Wellbeing 101: Onsen

Here Poppy takes a closer look at Japan’s answer to thermal hot springs. 

Bathing and hydrotherapy are an intrinsic part of health and wellness In Japan and onsen is Japan’s answer to thermal hot springs. Translating as the ‘hot’ ‘source’, onsen traditionally tap into the island’s natural volcanic activity. Later evolving into communal bathhouses, where for several thousands of years many households washed. 

Japan is a country of deep traditions and onsen remains a valuable healing activity in Japanese culture today.

There are several requirements to whether a bathhouse or spring can be called an ‘onsen’. In particular the temperature must be a minimum of 25 degrees and with a specific mineral content.

The natural mineral waters heated by the earth are believed to have many remedial qualities and people travel far to gain access to some of the most revered onsen spots. This must not be confused with the sento bathhouses, which are also communal bath houses but the water does not originate from a thermal spring. Such bathhouses became common in less volcanic and highly populated regions and cities remaining popular across Japan today.

Who Is An Onsen For?

Onsen are for everyone and traditionally the whole community would share the local onsen. It is only in recent years that bathrooms and showers are features of modern homes. 

What Happens In An Onsen?

Divided into two genders, female and male, children under the age of 7 are to accompany their guardian in either. Once inside, visitors change out of their clothes into just a towel, nudity is required in the baths and the etiquette requires that one must never put their head under the water.
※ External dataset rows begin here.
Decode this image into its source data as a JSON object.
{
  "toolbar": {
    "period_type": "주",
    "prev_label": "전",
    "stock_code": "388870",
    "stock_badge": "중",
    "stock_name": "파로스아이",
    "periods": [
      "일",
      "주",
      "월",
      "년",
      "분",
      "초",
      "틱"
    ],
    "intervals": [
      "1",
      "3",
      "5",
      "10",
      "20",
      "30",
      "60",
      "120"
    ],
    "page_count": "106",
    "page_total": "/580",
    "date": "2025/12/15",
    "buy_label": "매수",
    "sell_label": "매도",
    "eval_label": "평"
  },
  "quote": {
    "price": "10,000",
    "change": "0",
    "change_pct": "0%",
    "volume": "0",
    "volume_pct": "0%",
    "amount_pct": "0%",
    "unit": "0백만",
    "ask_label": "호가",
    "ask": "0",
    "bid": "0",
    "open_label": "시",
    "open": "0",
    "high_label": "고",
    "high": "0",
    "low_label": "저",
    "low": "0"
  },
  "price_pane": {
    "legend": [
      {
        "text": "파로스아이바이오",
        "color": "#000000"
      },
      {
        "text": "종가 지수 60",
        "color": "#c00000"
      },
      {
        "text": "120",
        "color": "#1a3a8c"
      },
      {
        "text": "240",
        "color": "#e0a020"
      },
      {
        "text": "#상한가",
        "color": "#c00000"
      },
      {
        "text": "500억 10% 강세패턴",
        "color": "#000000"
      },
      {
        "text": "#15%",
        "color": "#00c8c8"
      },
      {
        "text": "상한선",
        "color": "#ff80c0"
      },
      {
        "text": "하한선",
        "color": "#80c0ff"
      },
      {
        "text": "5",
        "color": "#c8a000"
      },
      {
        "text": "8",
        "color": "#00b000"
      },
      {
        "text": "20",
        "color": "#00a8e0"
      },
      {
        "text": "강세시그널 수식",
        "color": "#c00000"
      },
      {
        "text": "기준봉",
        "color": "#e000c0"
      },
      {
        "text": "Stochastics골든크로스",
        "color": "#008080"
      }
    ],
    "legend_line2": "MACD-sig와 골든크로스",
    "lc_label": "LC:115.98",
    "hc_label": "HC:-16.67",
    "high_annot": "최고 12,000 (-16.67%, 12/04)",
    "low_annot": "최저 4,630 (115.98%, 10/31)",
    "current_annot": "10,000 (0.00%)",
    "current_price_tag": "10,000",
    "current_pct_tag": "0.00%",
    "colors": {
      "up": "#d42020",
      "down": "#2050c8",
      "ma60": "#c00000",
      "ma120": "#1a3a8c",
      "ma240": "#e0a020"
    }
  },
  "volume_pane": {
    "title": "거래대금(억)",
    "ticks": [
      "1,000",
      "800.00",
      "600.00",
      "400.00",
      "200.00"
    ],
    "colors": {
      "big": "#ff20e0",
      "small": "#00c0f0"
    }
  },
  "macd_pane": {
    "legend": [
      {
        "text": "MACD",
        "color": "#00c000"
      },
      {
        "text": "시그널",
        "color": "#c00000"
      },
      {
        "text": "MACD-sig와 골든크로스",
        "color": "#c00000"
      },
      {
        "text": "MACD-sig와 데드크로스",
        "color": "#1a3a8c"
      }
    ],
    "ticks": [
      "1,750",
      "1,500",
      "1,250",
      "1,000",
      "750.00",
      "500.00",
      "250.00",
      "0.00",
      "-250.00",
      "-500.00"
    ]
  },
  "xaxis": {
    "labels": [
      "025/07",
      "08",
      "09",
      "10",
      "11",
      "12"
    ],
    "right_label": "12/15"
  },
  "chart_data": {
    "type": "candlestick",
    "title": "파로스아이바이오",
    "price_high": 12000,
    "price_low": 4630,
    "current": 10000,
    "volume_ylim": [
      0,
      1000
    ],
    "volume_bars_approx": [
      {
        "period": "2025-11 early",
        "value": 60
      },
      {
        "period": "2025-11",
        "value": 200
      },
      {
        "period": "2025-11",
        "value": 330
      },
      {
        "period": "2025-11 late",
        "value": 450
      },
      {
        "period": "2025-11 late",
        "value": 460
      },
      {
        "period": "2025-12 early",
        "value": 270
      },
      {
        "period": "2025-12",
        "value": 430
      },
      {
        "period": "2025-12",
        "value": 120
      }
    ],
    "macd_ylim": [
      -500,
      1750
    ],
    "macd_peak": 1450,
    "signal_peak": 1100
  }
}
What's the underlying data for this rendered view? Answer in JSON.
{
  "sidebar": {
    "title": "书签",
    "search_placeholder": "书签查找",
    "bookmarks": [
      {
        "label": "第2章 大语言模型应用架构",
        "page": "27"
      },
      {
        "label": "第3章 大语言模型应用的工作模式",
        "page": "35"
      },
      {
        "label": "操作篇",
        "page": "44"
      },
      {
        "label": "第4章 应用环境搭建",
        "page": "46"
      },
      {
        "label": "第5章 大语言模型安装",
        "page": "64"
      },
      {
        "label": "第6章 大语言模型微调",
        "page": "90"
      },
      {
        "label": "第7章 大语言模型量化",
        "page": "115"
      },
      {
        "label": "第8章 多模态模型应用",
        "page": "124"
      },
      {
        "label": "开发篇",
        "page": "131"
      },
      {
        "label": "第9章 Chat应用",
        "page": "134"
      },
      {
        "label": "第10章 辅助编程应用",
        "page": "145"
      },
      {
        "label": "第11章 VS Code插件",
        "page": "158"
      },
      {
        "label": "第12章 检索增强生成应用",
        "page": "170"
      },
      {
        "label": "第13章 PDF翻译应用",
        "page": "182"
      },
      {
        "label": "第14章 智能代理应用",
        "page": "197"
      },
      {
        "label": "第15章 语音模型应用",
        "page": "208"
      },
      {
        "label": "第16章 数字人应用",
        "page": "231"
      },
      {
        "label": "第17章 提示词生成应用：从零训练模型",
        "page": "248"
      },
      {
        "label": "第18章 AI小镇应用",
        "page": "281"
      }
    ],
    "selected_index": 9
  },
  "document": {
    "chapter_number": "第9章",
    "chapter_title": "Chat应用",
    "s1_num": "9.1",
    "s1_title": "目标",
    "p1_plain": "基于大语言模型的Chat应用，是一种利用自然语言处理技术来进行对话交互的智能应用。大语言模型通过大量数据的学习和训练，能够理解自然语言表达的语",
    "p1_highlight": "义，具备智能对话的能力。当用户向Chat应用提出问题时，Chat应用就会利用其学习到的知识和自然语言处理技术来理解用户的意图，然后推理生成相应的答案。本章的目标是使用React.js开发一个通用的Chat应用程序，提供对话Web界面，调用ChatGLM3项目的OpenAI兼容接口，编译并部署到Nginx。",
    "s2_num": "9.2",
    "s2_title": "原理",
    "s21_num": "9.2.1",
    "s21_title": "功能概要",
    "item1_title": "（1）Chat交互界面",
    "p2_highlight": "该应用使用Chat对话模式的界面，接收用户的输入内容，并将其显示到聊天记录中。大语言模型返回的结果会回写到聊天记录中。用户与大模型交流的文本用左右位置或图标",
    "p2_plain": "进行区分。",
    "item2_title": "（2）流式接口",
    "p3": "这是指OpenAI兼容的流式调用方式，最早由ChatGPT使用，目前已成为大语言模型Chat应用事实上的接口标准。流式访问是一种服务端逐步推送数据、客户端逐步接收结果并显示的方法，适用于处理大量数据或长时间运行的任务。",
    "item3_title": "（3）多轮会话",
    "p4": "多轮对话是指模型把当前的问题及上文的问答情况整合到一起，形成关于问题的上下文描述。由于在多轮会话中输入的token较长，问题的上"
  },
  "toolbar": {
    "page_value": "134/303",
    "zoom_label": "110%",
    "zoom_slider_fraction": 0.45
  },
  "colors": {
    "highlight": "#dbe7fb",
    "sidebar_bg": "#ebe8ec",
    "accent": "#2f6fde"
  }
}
The second room is a communal washroom, to clean your hair and body. It is only once you have showered that you are allowed into the onsen itself. 

Benefits Of An Onsen?

Whilst surrounded by all ages, body shapes and sizes in a safe environment, an onsen can be a very healing experience for the mind and your relationship with your body. It is a loving and ritualistic act to enjoy an onsen, to gather communally to nourish the body and spend time relaxing in the thermal waters really makes this experience truly special. 

For the bath lovers out there the relaxing qualities of bathing goes without saying, but not only is regularly enjoying an onsen restorative, several therapeutic effects, akin to moderate exercise have been proven. This includes an increase in circulation and a reduction in blood pressure and bodily inflammation. It is no wonder this ritual has been enjoyed by people of all ages for millenia.

The heat and mineral content of onsen water is the more valued aspect of a traditional onsen. The naturally occurring sulphur, iron and magnesium helps to reduce aches and pains in the body, particularly anything related to joints and connective tissue. Energy levels can be improved with regular relaxation in an onsen, this in turn can help aid digestive issues and fatigue and anxiety.

Poppy Roy

The work of writer, editor and creative Poppy Roy reflects her compassion and desire to share powerful modalities, for both collective and personal healing.

Latest Posts

Journey To The Sun: A Sound and Light Experience

The masters of high-frequency, Tim Wheater & Cherub present a Solstice-inspired dose of sonic tonic.

Wellbeing 101: Summer Solstice

Next week we welcome Summer Solstice to the Northern Hemisphere, here we take a closer look at the history, rituals and beliefs around this auspicious date.